THE DATA START

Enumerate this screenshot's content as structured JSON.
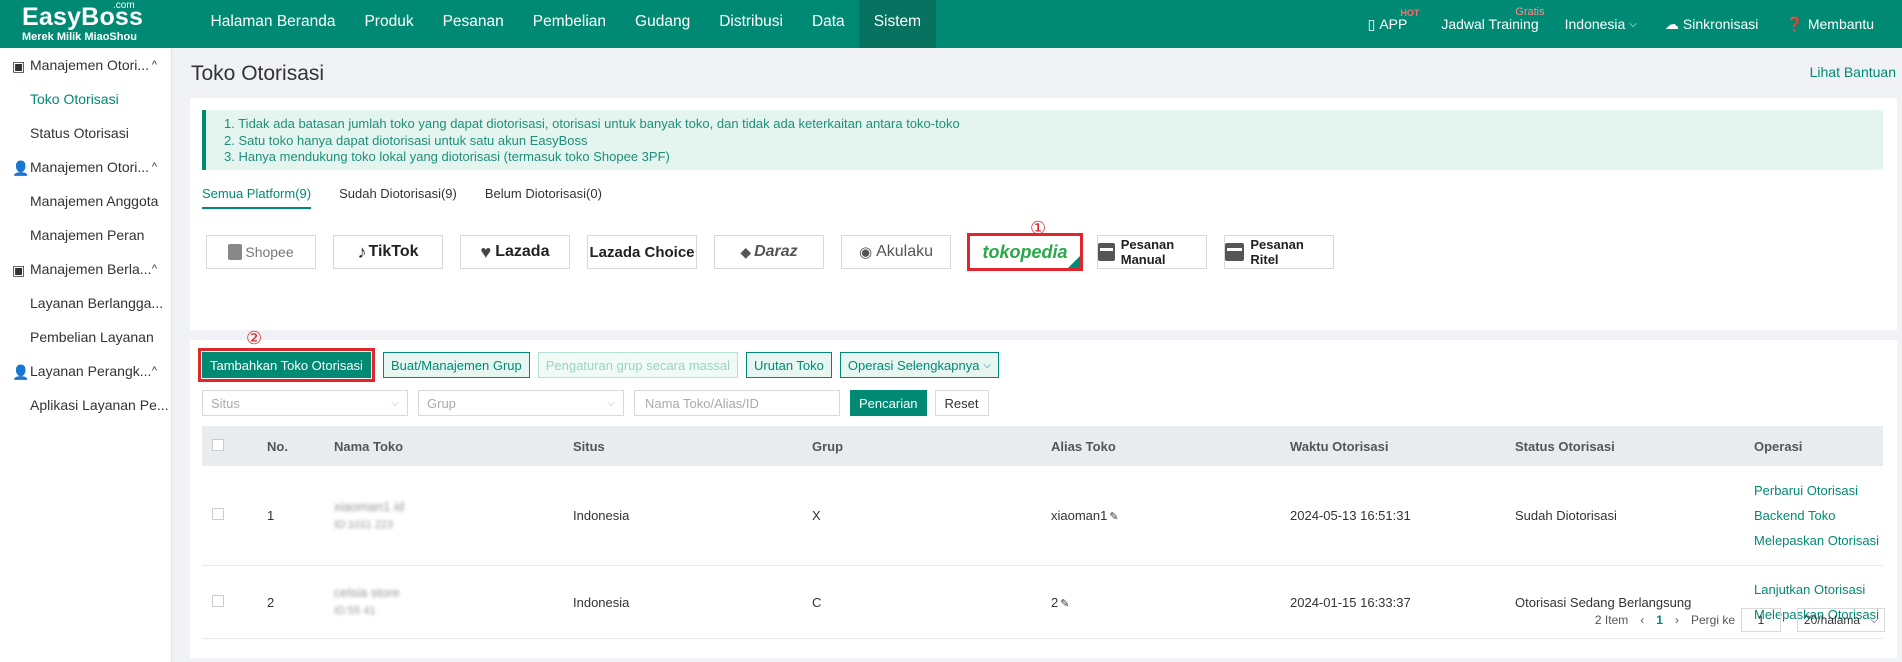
{
  "brand": {
    "name": "EasyBoss",
    "com": ".com",
    "tagline": "Merek Milik MiaoShou"
  },
  "nav": [
    "Halaman Beranda",
    "Produk",
    "Pesanan",
    "Pembelian",
    "Gudang",
    "Distribusi",
    "Data",
    "Sistem"
  ],
  "topright": {
    "app": "APP",
    "app_badge": "HOT",
    "training": "Jadwal Training",
    "training_badge": "Gratis",
    "language": "Indonesia",
    "sync": "Sinkronisasi",
    "help": "Membantu"
  },
  "sidebar": {
    "g1": "Manajemen Otori...",
    "g1_items": [
      "Toko Otorisasi",
      "Status Otorisasi"
    ],
    "g2": "Manajemen Otori...",
    "g2_items": [
      "Manajemen Anggota",
      "Manajemen Peran"
    ],
    "g3": "Manajemen Berla...",
    "g3_items": [
      "Layanan Berlangga...",
      "Pembelian Layanan"
    ],
    "g4": "Layanan Perangk...",
    "g4_items": [
      "Aplikasi Layanan Pe..."
    ]
  },
  "page": {
    "title": "Toko Otorisasi",
    "help": "Lihat Bantuan"
  },
  "notice": [
    "1. Tidak ada batasan jumlah toko yang dapat diotorisasi, otorisasi untuk banyak toko, dan tidak ada keterkaitan antara toko-toko",
    "2. Satu toko hanya dapat diotorisasi untuk satu akun EasyBoss",
    "3. Hanya mendukung toko lokal yang diotorisasi (termasuk toko Shopee 3PF)"
  ],
  "tabs": [
    "Semua Platform(9)",
    "Sudah Diotorisasi(9)",
    "Belum Diotorisasi(0)"
  ],
  "platforms": [
    "Shopee",
    "TikTok",
    "Lazada",
    "Lazada Choice",
    "Daraz",
    "Akulaku",
    "tokopedia",
    "Pesanan Manual",
    "Pesanan Ritel"
  ],
  "markers": {
    "m1": "①",
    "m2": "②"
  },
  "actions": {
    "add": "Tambahkan Toko Otorisasi",
    "group": "Buat/Manajemen Grup",
    "bulk": "Pengaturan grup secara massal",
    "sort": "Urutan Toko",
    "more": "Operasi Selengkapnya"
  },
  "filters": {
    "site": "Situs",
    "group": "Grup",
    "search_ph": "Nama Toko/Alias/ID",
    "search": "Pencarian",
    "reset": "Reset"
  },
  "table": {
    "headers": [
      "No.",
      "Nama Toko",
      "Situs",
      "Grup",
      "Alias Toko",
      "Waktu Otorisasi",
      "Status Otorisasi",
      "Operasi"
    ],
    "rows": [
      {
        "no": "1",
        "name": "xiaoman1 id",
        "id": "ID:1011 223",
        "site": "Indonesia",
        "group": "X",
        "alias": "xiaoman1",
        "time": "2024-05-13 16:51:31",
        "status": "Sudah Diotorisasi",
        "ops": [
          "Perbarui Otorisasi",
          "Backend Toko",
          "Melepaskan Otorisasi"
        ]
      },
      {
        "no": "2",
        "name": "celsia store",
        "id": "ID:55 41",
        "site": "Indonesia",
        "group": "C",
        "alias": "2",
        "time": "2024-01-15 16:33:37",
        "status": "Otorisasi Sedang Berlangsung",
        "ops": [
          "Lanjutkan Otorisasi",
          "Melepaskan Otorisasi"
        ]
      }
    ]
  },
  "pager": {
    "total": "2 Item",
    "prev": "‹",
    "current": "1",
    "next": "›",
    "goto": "Pergi ke",
    "goto_value": "1",
    "size": "20/halama"
  }
}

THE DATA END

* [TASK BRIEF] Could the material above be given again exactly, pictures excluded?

* [TASK RESULT]
Enumerate this screenshot's content as structured JSON.
{
  "brand": {
    "name": "EasyBoss",
    "com": ".com",
    "tagline": "Merek Milik MiaoShou"
  },
  "nav": [
    "Halaman Beranda",
    "Produk",
    "Pesanan",
    "Pembelian",
    "Gudang",
    "Distribusi",
    "Data",
    "Sistem"
  ],
  "topright": {
    "app": "APP",
    "app_badge": "HOT",
    "training": "Jadwal Training",
    "training_badge": "Gratis",
    "language": "Indonesia",
    "sync": "Sinkronisasi",
    "help": "Membantu"
  },
  "sidebar": {
    "g1": "Manajemen Otori...",
    "g1_items": [
      "Toko Otorisasi",
      "Status Otorisasi"
    ],
    "g2": "Manajemen Otori...",
    "g2_items": [
      "Manajemen Anggota",
      "Manajemen Peran"
    ],
    "g3": "Manajemen Berla...",
    "g3_items": [
      "Layanan Berlangga...",
      "Pembelian Layanan"
    ],
    "g4": "Layanan Perangk...",
    "g4_items": [
      "Aplikasi Layanan Pe..."
    ]
  },
  "page": {
    "title": "Toko Otorisasi",
    "help": "Lihat Bantuan"
  },
  "notice": [
    "1. Tidak ada batasan jumlah toko yang dapat diotorisasi, otorisasi untuk banyak toko, dan tidak ada keterkaitan antara toko-toko",
    "2. Satu toko hanya dapat diotorisasi untuk satu akun EasyBoss",
    "3. Hanya mendukung toko lokal yang diotorisasi (termasuk toko Shopee 3PF)"
  ],
  "tabs": [
    "Semua Platform(9)",
    "Sudah Diotorisasi(9)",
    "Belum Diotorisasi(0)"
  ],
  "platforms": [
    "Shopee",
    "TikTok",
    "Lazada",
    "Lazada Choice",
    "Daraz",
    "Akulaku",
    "tokopedia",
    "Pesanan Manual",
    "Pesanan Ritel"
  ],
  "markers": {
    "m1": "①",
    "m2": "②"
  },
  "actions": {
    "add": "Tambahkan Toko Otorisasi",
    "group": "Buat/Manajemen Grup",
    "bulk": "Pengaturan grup secara massal",
    "sort": "Urutan Toko",
    "more": "Operasi Selengkapnya"
  },
  "filters": {
    "site": "Situs",
    "group": "Grup",
    "search_ph": "Nama Toko/Alias/ID",
    "search": "Pencarian",
    "reset": "Reset"
  },
  "table": {
    "headers": [
      "No.",
      "Nama Toko",
      "Situs",
      "Grup",
      "Alias Toko",
      "Waktu Otorisasi",
      "Status Otorisasi",
      "Operasi"
    ],
    "rows": [
      {
        "no": "1",
        "name": "xiaoman1 id",
        "id": "ID:1011 223",
        "site": "Indonesia",
        "group": "X",
        "alias": "xiaoman1",
        "time": "2024-05-13 16:51:31",
        "status": "Sudah Diotorisasi",
        "ops": [
          "Perbarui Otorisasi",
          "Backend Toko",
          "Melepaskan Otorisasi"
        ]
      },
      {
        "no": "2",
        "name": "celsia store",
        "id": "ID:55 41",
        "site": "Indonesia",
        "group": "C",
        "alias": "2",
        "time": "2024-01-15 16:33:37",
        "status": "Otorisasi Sedang Berlangsung",
        "ops": [
          "Lanjutkan Otorisasi",
          "Melepaskan Otorisasi"
        ]
      }
    ]
  },
  "pager": {
    "total": "2 Item",
    "prev": "‹",
    "current": "1",
    "next": "›",
    "goto": "Pergi ke",
    "goto_value": "1",
    "size": "20/halama"
  }
}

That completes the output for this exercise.